Welcome! We're glad you're here. There are lots of ways you can contribute to the OpenAg Initiative, including building a Food Computer, filing issues, writing documentation, and writing code. OpenAg is an open source project and we welcome contributions from anyone! Our greatest strength is our curious, kind, inclusive, and open community.

This page helps guide you through the ways you can follow along with our research, engage with the OpenAg @ MIT Media Lab team, contribute to Food Computer development, and interact with the next generation of digital farmers.

How we work together

Joining or organizing a local group

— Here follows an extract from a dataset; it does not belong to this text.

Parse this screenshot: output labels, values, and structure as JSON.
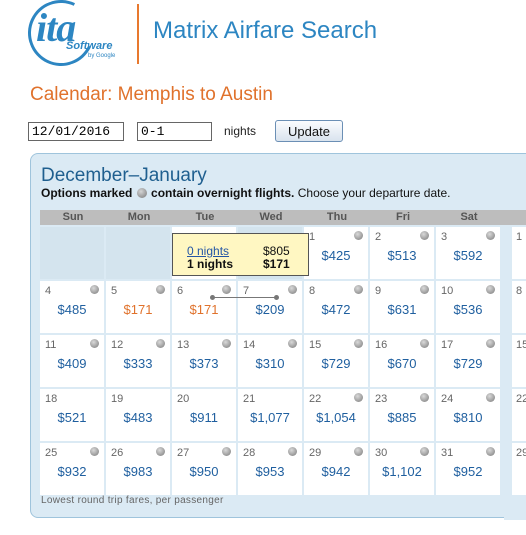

See the page about Building Food Computers as a team for details about how to find people near you building a Food Computer or organize a new group in your city/country.

Working as part of a group will help you get started more quickly and cost effectively.

Filing Issues

If possible, file issues with with the appropriate Github project. To see a list of GitHub projects, go to our github.

New to Github issues? Here's a video guide.


We welcome contributions from anyone! OpenAg software is licensed under GPL 3.0 and contributions must be released under the same license as the parent codebase.

New to Git and Github? Check out these video tutorials.

Contributor License Agreements

Pull request checklist

We welcome contribution from everyone. Here are the guidelines if you want to contribute:

  1. Contributions should be made in the form of GitHub pull requests. (Video: how to make a pull request)
  2. Each pull request will be reviewed by someone on the Core team (someone with permission to land patches) and either landed in the main tree (master) or given feedback for changes that would be required.
  3. All contributions should follow this format, even those from core contributors.

Some helpful guidelines:

  • Branch from the master branch before making changes. If it doesn't merge cleanly with master you may be asked to rebase your changes. (Video: how to make a branch)
  • Commits should be as small as possible, while ensuring that each commit is correct independently (i.e., each commit should compile and pass tests).
  • Tests must pass before a commit is landed. If the commit introduces significant changes, it should include tests and documentation.
  • If your patch is not getting reviewed or you need a specific person to review it, you can @-reply a reviewer asking for a review in the pull request or a comment.
  • If your pull request is large, consider using this RFC template to help describe why you're requesting these changes.

Release management

  1. master must always be deployable.
  2. All changes made through feature branches (pull-request + merge)
  3. No code should land without relevant tests and docs
  4. All code should pass tests and be reviewed by a core team member before being merged into master.
  5. Releases should be tagged. Versioning should be done with semver.
  6. Dependency version numbers should always be locked in.

In general, we folllow this


Documentation can be found on the Wiki. Your contributions are welcome! You are free to edit and improve this wiki, as well as create links to pages you wish existed.

Communication and Contribution Resources


  • We are nice.
  • We are inclusive.
  • Everything is a tradeoff. There is often more than one right answer.
  • We take an iterative approach to engineering and design. The smaller the iteration loop, the faster and cheaper we can learn what works.
  • We try to be pragmatic.
contributing/start.txt · Last modified: 2019/04/04 08:59 by prithvi